What is Divine Proportion in art?

What is Divine Proportion in art?

The golden ratio, also known as the divine proportion, is a special number (equal to about 1.618) that appears many times in geometry, art, an architecture.

What famous paintings use the golden ratio?

See How Artists Discover Simplicity as an Art Form in Works Which Reflect the Golden Ratio

  • Leonardo Da Vinci, The Last Supper (1494-99).
  • Sandro Botticelli, The Birth of Venus (1483-85).
  • Image: Gary Meisner, thegoldennumber.net.
  • Michelangelo, The Creation of Adam (1508-12).
  • Image: Gary Meisner, thegoldennumber.net.

What is the meaning of Divine Proportion?

A ratio, observed especially in the fine arts, between the two dimensions of a plane figure or the two divisions of a line such that the smaller is to the larger as the larger is to the sum of the two, a ratio of roughly three to five.

Why is the golden ratio used in art?

Mathematically speaking, the Golden Ratio is a ratio of 1 to 1.618, which is also known as the Golden Number. The 1:1.618 might also be expressed using the Greek letter phi, like this: 1: φ. In our artworks, this ratio creates a pleasing aesthetic through the balance and harmony it creates.

How do you find the divine proportion?

You can find the Golden Ratio when you divide a line into two parts and the longer part (a) divided by the smaller part (b) is equal to the sum of (a) + (b) divided by (a), which both equal 1.618. This formula can help you when creating shapes, logos, layouts, and more.

How is Fibonacci used in art?

Artists recognised that the Fibonacci Spiral is an expression of an aesthetically pleasing principle – the Rule of Thirds. This is used in the composition of a picture; by balancing the features of the image by thirds, rather than strictly centring them, a more pleasing flow to the picture is achieved.

What is Fibonacci art?

Belgian Minimal Art involving eggplants and Fibonacci numbers. A spiral made from the Fibonacci Series. The proportions of the violin conform to the ratios of the golden section or the Fibonacci sequence. A Fibonacci Tower.

Why Fibonacci is important in art?

Is Eiffel Tower a golden ratio?

Paintings like the Da Vinci’s Mona Lisa & The last supper and popular & ancient structures like the Greek Parthenon, The Eiffel Tower & even the great pyramids of Giza follow the Golden ratio of design.

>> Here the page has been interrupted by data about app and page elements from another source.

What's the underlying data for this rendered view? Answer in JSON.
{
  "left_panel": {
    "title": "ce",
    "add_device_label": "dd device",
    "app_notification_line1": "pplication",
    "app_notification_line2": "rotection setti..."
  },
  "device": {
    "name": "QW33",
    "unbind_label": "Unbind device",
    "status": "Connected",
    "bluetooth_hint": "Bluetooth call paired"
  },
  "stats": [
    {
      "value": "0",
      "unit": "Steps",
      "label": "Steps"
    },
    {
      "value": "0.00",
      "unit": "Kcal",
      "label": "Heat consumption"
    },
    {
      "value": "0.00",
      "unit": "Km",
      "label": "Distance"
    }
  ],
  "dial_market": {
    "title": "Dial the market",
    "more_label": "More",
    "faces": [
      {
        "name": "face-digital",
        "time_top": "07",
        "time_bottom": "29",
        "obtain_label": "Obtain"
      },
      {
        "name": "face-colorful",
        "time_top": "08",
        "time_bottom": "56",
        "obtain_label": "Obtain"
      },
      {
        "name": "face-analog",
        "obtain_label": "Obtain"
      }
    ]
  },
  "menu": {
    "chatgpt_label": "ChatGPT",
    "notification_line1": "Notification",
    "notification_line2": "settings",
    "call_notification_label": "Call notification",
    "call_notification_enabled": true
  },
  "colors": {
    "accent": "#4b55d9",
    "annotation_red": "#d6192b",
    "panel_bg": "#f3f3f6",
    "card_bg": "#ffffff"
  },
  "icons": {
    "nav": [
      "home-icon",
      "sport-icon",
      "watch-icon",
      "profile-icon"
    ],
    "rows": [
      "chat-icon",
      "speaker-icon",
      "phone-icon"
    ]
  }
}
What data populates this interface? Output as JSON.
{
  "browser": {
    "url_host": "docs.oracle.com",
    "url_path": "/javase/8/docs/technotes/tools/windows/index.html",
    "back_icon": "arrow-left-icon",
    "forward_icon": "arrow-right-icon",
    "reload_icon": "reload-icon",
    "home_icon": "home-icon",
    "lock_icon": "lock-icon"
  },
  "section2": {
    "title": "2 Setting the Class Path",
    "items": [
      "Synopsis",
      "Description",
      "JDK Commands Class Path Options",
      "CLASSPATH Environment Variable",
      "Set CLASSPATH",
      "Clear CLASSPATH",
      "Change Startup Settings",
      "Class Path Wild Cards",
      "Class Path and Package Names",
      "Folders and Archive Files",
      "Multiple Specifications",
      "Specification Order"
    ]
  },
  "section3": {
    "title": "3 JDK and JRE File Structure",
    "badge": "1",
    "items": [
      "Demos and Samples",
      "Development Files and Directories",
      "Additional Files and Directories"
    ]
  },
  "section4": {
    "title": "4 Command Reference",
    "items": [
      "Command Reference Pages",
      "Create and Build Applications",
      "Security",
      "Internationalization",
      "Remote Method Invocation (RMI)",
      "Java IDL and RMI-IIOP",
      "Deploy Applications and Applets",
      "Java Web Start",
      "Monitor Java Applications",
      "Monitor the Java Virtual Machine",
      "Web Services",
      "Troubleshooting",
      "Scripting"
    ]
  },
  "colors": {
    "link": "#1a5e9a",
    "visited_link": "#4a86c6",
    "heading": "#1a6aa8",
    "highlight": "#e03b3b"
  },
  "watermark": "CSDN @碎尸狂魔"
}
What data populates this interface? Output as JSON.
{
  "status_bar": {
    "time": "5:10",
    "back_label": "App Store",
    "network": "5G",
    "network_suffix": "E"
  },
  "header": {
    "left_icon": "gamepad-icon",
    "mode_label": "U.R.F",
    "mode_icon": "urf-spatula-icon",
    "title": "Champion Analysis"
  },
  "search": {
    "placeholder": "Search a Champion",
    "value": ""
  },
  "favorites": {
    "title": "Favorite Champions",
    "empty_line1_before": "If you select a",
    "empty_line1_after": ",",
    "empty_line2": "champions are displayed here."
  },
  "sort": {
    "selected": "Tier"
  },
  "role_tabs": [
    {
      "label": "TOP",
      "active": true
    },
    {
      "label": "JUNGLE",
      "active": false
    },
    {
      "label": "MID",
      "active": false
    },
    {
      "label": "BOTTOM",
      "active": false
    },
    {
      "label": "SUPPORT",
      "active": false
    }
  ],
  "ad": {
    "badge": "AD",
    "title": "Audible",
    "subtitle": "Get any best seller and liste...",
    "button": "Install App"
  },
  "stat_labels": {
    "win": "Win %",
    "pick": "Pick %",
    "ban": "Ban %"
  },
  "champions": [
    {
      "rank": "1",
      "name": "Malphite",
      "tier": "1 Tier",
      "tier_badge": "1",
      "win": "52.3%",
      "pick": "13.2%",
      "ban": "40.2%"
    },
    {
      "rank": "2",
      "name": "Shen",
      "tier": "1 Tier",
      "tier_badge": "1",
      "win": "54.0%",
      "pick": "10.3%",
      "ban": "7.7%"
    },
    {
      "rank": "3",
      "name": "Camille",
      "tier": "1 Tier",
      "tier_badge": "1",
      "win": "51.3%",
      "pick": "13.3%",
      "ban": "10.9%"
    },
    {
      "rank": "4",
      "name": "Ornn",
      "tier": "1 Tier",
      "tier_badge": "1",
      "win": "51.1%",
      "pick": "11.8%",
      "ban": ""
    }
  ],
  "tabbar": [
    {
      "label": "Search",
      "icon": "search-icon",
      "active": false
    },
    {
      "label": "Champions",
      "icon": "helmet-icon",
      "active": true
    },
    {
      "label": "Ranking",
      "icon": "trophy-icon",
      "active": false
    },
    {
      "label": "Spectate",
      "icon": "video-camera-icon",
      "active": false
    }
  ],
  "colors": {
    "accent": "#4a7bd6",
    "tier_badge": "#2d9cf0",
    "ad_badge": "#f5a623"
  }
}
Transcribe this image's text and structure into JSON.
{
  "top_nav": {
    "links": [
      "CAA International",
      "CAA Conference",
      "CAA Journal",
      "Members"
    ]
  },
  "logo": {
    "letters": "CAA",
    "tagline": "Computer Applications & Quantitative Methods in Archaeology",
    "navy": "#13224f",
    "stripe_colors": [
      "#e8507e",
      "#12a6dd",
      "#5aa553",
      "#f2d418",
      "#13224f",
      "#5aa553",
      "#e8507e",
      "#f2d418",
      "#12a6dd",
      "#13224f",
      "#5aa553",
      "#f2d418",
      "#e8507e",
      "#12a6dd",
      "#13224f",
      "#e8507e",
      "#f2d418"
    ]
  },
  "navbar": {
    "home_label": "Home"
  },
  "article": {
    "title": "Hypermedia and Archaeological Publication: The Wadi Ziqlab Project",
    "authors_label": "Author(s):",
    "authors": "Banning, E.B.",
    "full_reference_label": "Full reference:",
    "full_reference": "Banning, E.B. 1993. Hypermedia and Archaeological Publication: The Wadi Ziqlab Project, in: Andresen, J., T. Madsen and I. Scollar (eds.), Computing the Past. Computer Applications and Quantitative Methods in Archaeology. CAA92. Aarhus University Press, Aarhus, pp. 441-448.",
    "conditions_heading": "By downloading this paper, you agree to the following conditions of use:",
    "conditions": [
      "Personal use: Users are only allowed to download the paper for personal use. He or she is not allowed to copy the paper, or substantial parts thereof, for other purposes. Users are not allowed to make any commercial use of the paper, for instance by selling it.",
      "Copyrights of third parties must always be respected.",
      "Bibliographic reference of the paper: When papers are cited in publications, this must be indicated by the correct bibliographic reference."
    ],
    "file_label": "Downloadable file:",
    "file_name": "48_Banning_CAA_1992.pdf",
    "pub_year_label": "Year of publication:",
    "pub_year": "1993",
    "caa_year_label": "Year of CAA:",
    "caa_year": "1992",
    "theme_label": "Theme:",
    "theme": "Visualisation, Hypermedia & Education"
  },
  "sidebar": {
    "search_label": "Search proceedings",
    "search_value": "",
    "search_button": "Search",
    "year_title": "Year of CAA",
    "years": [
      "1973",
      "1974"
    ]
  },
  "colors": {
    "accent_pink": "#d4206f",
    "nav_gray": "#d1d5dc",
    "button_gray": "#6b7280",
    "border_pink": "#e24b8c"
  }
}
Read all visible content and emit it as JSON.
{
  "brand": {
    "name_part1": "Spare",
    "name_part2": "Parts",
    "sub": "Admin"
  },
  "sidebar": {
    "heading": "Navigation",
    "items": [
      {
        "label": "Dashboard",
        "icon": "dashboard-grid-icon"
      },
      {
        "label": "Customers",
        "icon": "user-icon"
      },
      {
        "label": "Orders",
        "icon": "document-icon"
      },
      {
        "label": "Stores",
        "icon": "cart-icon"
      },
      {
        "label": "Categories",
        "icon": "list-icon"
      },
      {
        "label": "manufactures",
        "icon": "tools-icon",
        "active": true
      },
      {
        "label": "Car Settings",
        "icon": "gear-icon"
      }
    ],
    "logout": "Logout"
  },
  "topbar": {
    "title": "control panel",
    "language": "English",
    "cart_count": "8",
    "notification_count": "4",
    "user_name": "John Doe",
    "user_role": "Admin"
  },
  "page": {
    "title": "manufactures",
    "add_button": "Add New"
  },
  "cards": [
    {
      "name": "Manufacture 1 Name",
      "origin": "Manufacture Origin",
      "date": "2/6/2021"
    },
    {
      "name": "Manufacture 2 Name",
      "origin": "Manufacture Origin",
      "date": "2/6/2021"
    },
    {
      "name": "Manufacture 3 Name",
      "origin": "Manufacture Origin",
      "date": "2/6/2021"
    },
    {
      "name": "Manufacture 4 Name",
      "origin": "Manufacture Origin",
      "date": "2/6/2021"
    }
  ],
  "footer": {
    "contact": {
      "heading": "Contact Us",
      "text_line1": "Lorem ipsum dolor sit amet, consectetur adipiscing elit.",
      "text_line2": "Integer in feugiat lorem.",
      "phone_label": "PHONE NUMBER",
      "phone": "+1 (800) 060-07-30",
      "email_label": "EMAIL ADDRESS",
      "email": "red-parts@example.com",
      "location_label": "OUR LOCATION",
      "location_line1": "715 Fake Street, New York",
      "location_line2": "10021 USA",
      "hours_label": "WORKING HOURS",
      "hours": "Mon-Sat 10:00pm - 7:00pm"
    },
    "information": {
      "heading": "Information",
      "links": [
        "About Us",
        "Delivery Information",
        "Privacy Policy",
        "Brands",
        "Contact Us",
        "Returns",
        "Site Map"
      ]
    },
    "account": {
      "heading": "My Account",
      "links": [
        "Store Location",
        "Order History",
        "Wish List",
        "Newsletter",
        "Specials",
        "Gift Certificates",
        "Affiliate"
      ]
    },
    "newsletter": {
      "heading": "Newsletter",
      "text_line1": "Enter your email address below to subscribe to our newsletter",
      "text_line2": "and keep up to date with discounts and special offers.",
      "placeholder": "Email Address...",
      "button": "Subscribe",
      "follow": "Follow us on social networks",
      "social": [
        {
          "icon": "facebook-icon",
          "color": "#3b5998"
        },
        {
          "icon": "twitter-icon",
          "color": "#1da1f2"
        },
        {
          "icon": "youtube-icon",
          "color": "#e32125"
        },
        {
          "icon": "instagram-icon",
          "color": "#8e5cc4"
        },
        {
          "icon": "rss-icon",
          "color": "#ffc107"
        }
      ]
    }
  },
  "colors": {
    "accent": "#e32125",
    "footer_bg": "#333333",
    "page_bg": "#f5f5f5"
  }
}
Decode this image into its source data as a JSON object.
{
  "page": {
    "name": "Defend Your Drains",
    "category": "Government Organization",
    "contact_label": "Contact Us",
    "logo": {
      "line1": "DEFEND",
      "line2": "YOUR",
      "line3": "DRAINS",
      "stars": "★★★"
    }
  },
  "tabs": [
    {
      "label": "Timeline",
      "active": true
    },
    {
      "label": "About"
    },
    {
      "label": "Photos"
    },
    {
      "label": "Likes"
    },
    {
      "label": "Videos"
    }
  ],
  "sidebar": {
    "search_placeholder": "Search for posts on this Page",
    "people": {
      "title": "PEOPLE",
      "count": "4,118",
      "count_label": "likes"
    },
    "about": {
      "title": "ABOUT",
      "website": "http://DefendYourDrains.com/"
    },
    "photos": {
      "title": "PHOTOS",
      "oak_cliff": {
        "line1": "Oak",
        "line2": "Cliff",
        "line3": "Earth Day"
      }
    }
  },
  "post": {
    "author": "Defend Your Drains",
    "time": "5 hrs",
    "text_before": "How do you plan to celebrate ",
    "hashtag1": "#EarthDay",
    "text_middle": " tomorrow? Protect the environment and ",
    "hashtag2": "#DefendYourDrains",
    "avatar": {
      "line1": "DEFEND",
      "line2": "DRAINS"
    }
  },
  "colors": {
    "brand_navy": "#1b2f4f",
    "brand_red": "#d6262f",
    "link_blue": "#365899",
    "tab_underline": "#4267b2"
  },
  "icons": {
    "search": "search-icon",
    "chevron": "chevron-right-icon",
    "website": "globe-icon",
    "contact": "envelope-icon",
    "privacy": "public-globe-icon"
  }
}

What is an example of Divine Proportions in art?

Da Vinci’s “The Last Supper” has many clear examples of Divine proportions. Perhaps one of the best illustrations of its use is in “The Last Supper,” painted between 1494 and 1498. Various design and architectural features show very clear golden ratios.

Who created the illustrations for the book “De divina proportione”?

Da Vinci created the illustrations for the book “De Divina Proportione ” (The Divine Proportion) by Luca Pacioli. It was written in about 1497 and first published in 1509.

Did da Vinci use Divine Proportion in his paintings?

Da Vinci’s use of the Divine proportion is evident in some of his own works, even before his collaboration with Pacioli. The paintings I reviewed suggest that the use of the Divine proportion in paintings among Renaissance artists may have been more common in paintings of special religious significance.

What is De divina comparative proportions?

Divina proportione (15th century Italian for Divine proportion ), later also called De divina proportione (converting the Italian title into a Latin one) is a book on mathematics written by Luca Pacioli and illustrated by Leonardo da Vinci, composed around 1498 in Milan and first printed in 1509.